= Beginning of Section =
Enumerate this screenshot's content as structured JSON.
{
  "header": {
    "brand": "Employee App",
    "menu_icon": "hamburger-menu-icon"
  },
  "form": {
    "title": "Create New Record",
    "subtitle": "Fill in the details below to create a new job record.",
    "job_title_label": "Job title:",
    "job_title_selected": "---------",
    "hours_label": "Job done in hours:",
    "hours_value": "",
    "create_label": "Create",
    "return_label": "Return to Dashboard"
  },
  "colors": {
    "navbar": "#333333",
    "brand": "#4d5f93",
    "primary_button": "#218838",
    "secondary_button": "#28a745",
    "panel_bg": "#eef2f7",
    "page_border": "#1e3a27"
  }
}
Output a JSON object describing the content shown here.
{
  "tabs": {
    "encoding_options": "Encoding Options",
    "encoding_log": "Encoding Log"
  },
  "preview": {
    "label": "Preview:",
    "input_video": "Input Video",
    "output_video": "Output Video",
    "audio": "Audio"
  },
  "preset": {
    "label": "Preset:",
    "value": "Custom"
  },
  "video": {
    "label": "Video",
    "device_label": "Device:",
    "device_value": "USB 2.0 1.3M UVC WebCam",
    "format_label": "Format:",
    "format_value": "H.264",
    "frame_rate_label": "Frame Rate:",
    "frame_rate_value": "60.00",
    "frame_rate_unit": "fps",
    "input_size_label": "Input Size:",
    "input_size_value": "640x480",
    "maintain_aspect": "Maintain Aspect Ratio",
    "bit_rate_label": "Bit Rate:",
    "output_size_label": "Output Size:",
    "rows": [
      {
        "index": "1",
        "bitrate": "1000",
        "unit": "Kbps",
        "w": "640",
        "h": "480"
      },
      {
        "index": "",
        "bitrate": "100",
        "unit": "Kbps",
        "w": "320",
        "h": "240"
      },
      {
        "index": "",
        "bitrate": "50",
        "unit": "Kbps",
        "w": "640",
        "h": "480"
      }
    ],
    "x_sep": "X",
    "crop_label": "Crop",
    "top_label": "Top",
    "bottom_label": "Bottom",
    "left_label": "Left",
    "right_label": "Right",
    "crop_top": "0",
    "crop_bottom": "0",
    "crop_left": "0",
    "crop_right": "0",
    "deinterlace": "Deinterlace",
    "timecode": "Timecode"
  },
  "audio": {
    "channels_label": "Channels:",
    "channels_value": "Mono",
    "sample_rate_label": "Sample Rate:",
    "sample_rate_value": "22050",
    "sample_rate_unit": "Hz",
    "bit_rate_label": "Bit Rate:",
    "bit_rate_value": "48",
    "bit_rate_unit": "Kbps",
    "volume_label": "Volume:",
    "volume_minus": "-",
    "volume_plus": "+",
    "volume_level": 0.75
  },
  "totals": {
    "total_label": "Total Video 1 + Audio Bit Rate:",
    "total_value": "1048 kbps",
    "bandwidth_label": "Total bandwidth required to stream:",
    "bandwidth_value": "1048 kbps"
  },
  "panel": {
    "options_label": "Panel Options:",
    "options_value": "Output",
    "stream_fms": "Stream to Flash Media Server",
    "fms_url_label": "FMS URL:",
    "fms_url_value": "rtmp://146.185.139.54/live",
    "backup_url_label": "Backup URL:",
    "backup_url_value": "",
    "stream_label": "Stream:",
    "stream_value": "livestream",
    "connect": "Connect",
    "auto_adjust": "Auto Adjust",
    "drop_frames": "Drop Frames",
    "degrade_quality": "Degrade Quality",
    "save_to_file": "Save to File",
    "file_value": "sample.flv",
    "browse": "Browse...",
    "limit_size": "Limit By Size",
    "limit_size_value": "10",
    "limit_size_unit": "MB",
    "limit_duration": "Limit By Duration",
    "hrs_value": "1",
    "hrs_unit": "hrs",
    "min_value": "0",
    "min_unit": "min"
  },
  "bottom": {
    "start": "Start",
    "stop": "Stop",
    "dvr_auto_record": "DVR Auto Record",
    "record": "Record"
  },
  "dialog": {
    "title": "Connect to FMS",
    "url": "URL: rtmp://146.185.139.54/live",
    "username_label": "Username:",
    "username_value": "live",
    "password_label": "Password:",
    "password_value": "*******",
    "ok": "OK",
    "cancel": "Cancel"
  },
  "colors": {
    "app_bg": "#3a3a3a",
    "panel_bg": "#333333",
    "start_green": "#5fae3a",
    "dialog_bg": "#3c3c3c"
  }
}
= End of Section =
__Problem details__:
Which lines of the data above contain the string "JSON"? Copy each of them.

__Response__:
Enumerate this screenshot's content as structured JSON.
Output a JSON object describing the content shown here.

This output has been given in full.